Once the core list is done, post the list somewhere that is visible to everyone in the house. I keep my current list on the refrigerator. This way, when making the weekly shopping list you can pull from the master menu what you want to prepare each week. Although for the shopper, keeping the list on a smart phone or tablet can make shopping easier, it prevents anyone else in the house from seeing the options. Including kids and spouses in the shopping and food preparation process is empowering and allows kids to learn more about what they are eating and how to prepare it. If you have that meal list and know where to find the recipes, it makes creating the shopping list very fast. Once you have your recipes memorized, making the shopping list becomes faster each time you do it. It will require a bit of extra effort at the start, but once the initial steps are completed, it makes shopping nearly effortless.
It is now time to make your shopping list. Here’s a tip: keep a notepad or some paper and a pen on the refrigerator or pantry. When you notice you are out of a staple or close to running out of an item, write it on the list. Write down all the ingredients you need for your recipes. You can download and print my list here. If you like to use your smart phone or tablet when you shop, do so. Because I started shopping before the typewriter was extinct, I like the paper and pen method when I shop. I can scratch off an item, if the store is out of the item, I can leave it on the list for the next trip. When I use coupons, I clip them to the list. It keeps the whole trip more organized. Here’s a coupon tip; many stores now have apps that allow you to download the coupons to your smart phone. Save money and trees!
Lastly, I am anticipating some questions.
1. I do not care what you eat. I hope that you eat food that is healthy for you and that you always buy the highest quality that you can afford.
2. It is perfectly fine to repeat meals every week as long as you love them and don’t get sick of them.
3. Don’t get all stressed out about trying new things and techniques, especially if you have little kiddos, lack time, or dislike cooking. If you see a recipe you want to try, go for it! If you like to cook, be adventurous. If you are a food assembler, try new foods now and then.
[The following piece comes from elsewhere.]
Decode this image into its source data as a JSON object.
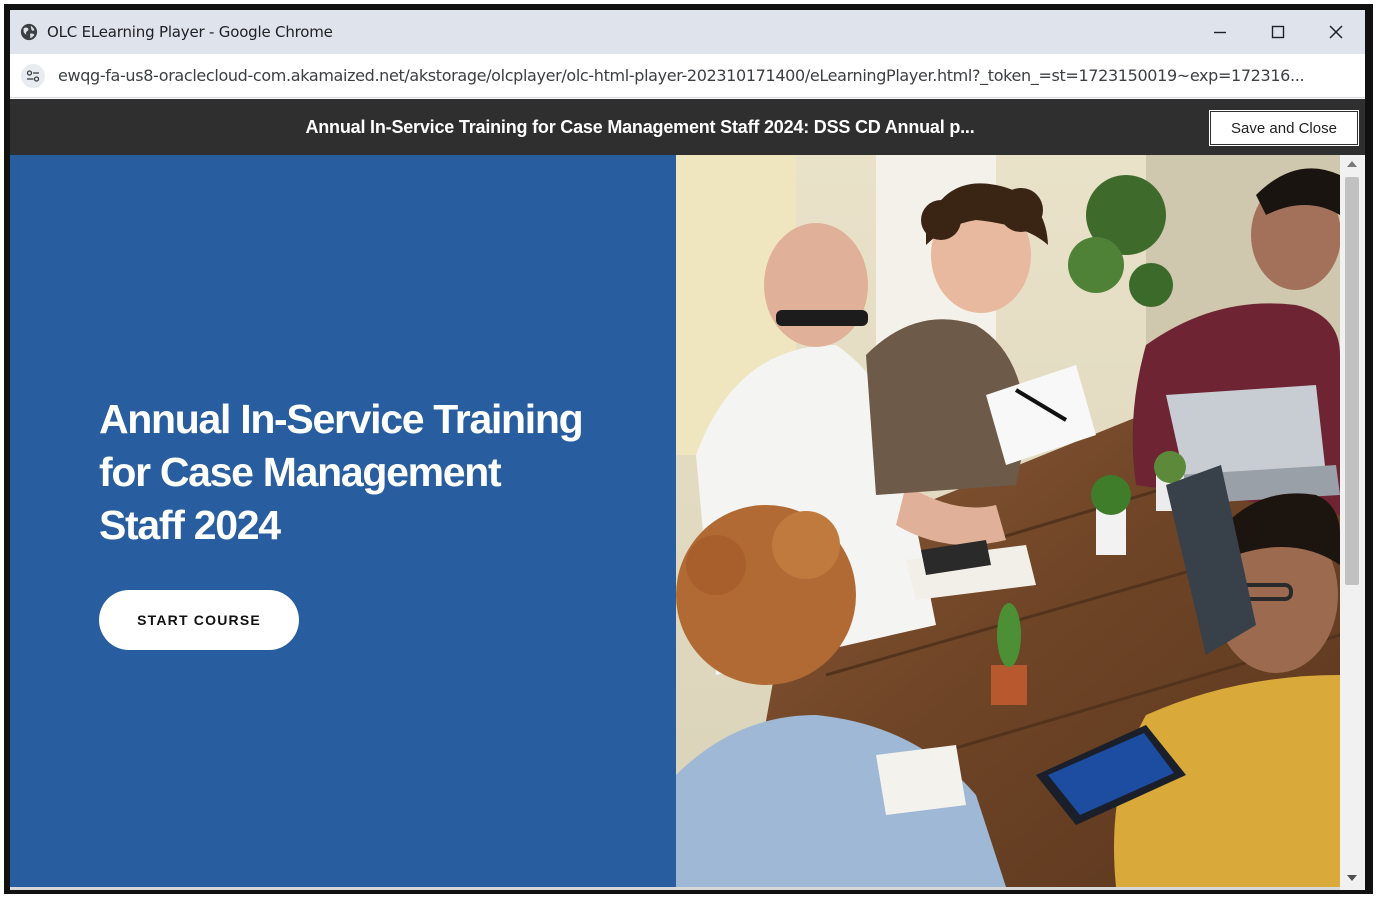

Most often, cooking at home is a very calming time for me. It is my time to de-stress and enjoy the time I have to prepare a great meal. However, while raising two kids, and working full time, meals were, at times, the most stressful time of the day. I understand the need to stick to a budget. Meals should be more about with whom you share them. Time spent with those you love and care about is the most important factor in sharing food. I’m here to help you make meals easier. Whether you and your family cook together or push the buttons on the microwave together, spending time together makes the meal special.